Hell House LLC (2009)

Hell House LLC (2009)

Review by Annie Riordan

Starring: Three guys who look so much alike that I keep forgetting which one is which, one guy who looks vaguely like a scummy seventies cokeheaded porn star, a bony girl who looks like she hasn’t eaten anything but lettuce for the last ten years, a standard issue ambitious girl reporter who will do anything to get the Real Story, and an assload of rotting clown dolls.

Synopsis: Never name your rural town after a demon. And if you do, don’t fucking open a Halloween haunted house attraction there. And if you go ahead and do both anyway, don’t have the nerve to look surprised when spooky shit starts killing people.

Five twentysomething friends – ranging from “I could have a better conversation with a rabbit fart” to “I wish someone would shove your face into a deep fryer” on the unlikeable scale – decide to open a Halloween Haunted House attraction in the remote town of Abaddon. Now, depending on your source material, Abaddon is either a demon of locusts, a bottomless pit in Hell, a pretty good album by Pinback or a phenomenal drummer for early black metal band Venom. Sadly, this film has nothing to do with any of those things. Neither the name of the town or the abandoned hotel they’ve rented for their attraction is ever explored, addressed or questioned at any point by anyone in this film. So, unless you’re familiar with demonology, you won’t get the “joke.” 
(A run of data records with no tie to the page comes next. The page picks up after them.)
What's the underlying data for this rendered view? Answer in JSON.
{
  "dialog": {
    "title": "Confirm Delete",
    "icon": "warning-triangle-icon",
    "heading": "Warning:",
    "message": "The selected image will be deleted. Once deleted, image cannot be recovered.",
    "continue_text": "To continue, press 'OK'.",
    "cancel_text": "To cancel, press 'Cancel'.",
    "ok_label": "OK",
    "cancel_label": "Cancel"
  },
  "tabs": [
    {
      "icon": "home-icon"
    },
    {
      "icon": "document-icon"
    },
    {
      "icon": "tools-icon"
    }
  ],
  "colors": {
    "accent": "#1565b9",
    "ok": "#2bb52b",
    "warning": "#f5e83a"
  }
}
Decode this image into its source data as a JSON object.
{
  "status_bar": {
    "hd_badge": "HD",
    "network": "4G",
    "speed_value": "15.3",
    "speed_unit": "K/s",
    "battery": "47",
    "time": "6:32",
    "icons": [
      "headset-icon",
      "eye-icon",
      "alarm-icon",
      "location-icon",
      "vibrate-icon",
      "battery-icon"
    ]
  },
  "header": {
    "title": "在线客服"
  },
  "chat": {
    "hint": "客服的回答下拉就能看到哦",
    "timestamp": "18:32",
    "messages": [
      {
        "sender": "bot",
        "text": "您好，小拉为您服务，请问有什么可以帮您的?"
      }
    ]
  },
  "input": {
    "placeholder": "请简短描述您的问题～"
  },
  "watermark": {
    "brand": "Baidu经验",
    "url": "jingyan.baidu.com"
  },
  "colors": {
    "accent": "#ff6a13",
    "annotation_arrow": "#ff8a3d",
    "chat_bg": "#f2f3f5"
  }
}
These five – whose names I forget, but whom I like to think of as Bland, Blander, Blandest, Drab Girl, and the asshole – have been doing this for years and have their routine down pat: lights, props, etc. Making use of the abandoned hotel’s furniture and general decrepitude, they move in and go to work, squabbling, and filming all the while. 

Told in flashback via the found footage technique, we already know that something terrible happened on Opening Night, resulting in the deaths of fifteen people. Only the drab, paper-thin girlfriend has made it out alive and agrees to sit down with the investigative reporter chick and tell them what happened, which she does so in the most listless, monotone way possible. Obviously she’s still in shock and all that, but she’s so listless and monotone throughout the entire movie, I was considering donating a case of 5 Hour Energy shots and some Vivarin to her cause. She has enough presence of mind to bring along her pillowcase full of videotapes though, made during the weeks prior to the grand opening. Most of the filming was done by Paul (I remembered his name!), the scummy porno-mustached asshole I mentioned earlier, and features a lot of shots of him screwing around, being dickish and filming himself lying in bed naked at night, mumbling about his loser life. Gross.

Eventually, we get to see other stuff too. Like, tall, dark hooded apparitions lurking in corners. Life-sized clown dummies that get up and move about on their own. Dirty, creepy girls with possessy-white eyes. Our cast begins to notice these things too and become convinced that something is wrong in the Hotel Abaddon. Their leader – one of the Blands, and Drab Girl’s life partner – refuses to accept that anything is going on and continues as scheduled, determined to line his pockets with dollah dollah bills, ya’ll. 

We never really see what exactly happens on Opening Night. The handheld shaky cam, the strobing lights, and shitty quality of the “tapes” make it easier for the filmmakers to disguise their low budget. And as much as I’m making fun of this film, it really isn’t all that bad. I’m rather a big fan of haunted house attractions. I’ve been in a few really good ones and a lot of really shitty ones. One of the better ones boasted a rubbery floor and a slaughterhouse collection of dangling limbs in one room, and a theater filled with Ghostface Killers (the slasher film villain, not the rapper) and a strobe light in another. One of the shittier ones was in a recently liquidated drugstore and was terribly lame, but there was a hot werewolf working one room and I paid twice to go through and got his phone number on the second pass. 

But regardless of the quality, I think all of us, at one point or another, has asked themselves: “What if the attraction turned real? How would you know?” Everyone there is either getting paid to be scary or paying to be scared. There’s no one yelling “Cut!” You can’t just stop halfway through and go back the way you came. As far as plots go, this is one of the easiest ones to grab off of the DIY pile. But like a real haunted house ride, it’s what you put into it that makes it work or not. 

Plenty works here, as the filmmakers seem to understand the whole “less is more” approach. We have a couple of ghastly looking zombie clowns who stand in doorways where they’re not supposed to be, and only move when you look away. Figures appear and disappear within the stutter of a strobe light. I could have done with a bit more clarity though. Just a tad, really. Was the basement a bottomless pit of sorts? Is it like the whole Seven Doorways thing in Fulci’s The Beyond? Are those ghosts, or demons or zombies or a little of each? Dialogue’s a little clunky here and there, nobody was truly likable, sometimes too much talky time goes by with not enough creepy shit happening. And yeah, I saw the twist ending coming and wasn’t at all surprised. But hey, I’ve wasted more time in actual haunted house rides that were far worse than this. 

Still, would it have killed them to hire a hot werewolf?